Interface dataset entries:

------------

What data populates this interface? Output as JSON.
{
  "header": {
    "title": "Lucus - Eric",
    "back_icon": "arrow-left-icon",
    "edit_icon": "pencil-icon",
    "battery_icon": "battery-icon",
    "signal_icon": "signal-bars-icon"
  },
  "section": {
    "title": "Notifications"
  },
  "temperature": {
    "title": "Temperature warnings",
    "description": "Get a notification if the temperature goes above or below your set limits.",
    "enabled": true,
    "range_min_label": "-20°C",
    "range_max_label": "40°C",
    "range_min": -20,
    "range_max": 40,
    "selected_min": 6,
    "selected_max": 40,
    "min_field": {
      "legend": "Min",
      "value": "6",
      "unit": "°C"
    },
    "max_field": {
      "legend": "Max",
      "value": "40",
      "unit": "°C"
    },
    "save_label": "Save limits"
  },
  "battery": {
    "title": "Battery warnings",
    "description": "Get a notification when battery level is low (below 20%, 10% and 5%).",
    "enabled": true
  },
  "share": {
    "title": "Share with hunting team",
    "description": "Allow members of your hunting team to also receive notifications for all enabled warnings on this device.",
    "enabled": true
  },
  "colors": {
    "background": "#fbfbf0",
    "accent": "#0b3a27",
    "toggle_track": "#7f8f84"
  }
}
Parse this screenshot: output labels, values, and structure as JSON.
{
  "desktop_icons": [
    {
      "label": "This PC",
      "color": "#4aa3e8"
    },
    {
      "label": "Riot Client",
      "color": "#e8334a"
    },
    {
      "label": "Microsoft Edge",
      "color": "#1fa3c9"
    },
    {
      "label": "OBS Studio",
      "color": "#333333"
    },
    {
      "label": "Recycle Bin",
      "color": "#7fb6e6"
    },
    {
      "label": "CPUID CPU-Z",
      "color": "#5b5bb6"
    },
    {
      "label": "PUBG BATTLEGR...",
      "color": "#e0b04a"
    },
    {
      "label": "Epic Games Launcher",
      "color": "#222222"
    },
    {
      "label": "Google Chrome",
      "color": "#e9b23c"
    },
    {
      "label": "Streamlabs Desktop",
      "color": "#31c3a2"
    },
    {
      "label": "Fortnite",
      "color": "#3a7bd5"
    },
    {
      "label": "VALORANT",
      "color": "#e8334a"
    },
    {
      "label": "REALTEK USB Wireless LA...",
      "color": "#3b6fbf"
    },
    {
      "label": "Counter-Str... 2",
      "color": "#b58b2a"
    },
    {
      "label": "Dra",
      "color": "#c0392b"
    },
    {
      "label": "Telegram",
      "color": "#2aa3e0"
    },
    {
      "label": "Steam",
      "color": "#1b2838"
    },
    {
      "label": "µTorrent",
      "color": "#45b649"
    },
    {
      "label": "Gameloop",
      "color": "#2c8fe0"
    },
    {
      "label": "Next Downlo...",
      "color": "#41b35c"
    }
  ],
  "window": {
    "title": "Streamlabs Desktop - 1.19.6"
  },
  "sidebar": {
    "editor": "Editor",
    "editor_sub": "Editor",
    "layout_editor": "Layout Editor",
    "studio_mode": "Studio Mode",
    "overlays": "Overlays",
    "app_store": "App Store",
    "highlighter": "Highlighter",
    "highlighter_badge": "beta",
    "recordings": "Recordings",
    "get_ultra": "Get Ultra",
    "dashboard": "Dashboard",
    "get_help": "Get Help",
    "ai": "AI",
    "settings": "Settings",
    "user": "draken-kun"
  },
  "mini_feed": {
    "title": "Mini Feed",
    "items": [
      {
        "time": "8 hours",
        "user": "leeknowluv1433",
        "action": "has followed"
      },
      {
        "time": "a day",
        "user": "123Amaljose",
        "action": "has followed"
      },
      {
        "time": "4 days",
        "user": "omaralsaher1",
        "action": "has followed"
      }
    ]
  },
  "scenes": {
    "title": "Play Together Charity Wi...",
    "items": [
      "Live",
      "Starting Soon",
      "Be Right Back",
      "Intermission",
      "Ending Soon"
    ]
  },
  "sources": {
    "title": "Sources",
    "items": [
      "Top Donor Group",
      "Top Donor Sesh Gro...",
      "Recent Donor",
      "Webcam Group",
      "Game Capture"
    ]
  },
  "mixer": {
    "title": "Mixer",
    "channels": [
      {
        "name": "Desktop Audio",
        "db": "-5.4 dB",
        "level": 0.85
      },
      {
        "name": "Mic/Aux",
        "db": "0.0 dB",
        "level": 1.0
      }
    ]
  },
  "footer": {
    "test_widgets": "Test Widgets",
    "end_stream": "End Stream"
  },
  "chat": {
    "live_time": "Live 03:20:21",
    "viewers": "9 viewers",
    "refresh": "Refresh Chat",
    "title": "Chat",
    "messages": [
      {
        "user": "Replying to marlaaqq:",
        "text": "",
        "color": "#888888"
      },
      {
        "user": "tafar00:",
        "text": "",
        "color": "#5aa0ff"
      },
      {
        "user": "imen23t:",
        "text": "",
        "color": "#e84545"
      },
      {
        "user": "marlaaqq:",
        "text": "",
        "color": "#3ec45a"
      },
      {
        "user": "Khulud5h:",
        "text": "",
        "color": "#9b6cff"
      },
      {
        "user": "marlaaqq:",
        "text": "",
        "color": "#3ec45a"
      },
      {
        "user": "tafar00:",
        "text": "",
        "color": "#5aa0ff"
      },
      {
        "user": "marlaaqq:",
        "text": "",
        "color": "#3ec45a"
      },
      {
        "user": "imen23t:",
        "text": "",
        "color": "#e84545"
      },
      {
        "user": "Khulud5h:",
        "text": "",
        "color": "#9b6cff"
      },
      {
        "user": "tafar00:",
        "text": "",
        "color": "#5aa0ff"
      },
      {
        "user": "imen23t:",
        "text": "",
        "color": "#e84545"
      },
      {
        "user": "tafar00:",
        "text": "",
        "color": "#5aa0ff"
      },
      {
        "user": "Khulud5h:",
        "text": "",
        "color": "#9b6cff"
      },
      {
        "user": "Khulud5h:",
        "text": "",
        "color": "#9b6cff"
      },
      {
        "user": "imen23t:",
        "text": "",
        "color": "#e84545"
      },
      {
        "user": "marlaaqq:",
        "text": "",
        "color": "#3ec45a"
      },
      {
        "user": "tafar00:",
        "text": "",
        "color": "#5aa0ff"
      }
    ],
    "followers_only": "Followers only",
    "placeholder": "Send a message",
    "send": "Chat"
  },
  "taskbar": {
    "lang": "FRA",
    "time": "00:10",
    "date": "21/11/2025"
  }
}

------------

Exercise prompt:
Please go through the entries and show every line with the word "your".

Answer to this task:
    "description": "Get a notification if the temperature goes above or below your set limits.",
    "description": "Allow members of your hunting team to also receive notifications for all enabled warnings on this device.",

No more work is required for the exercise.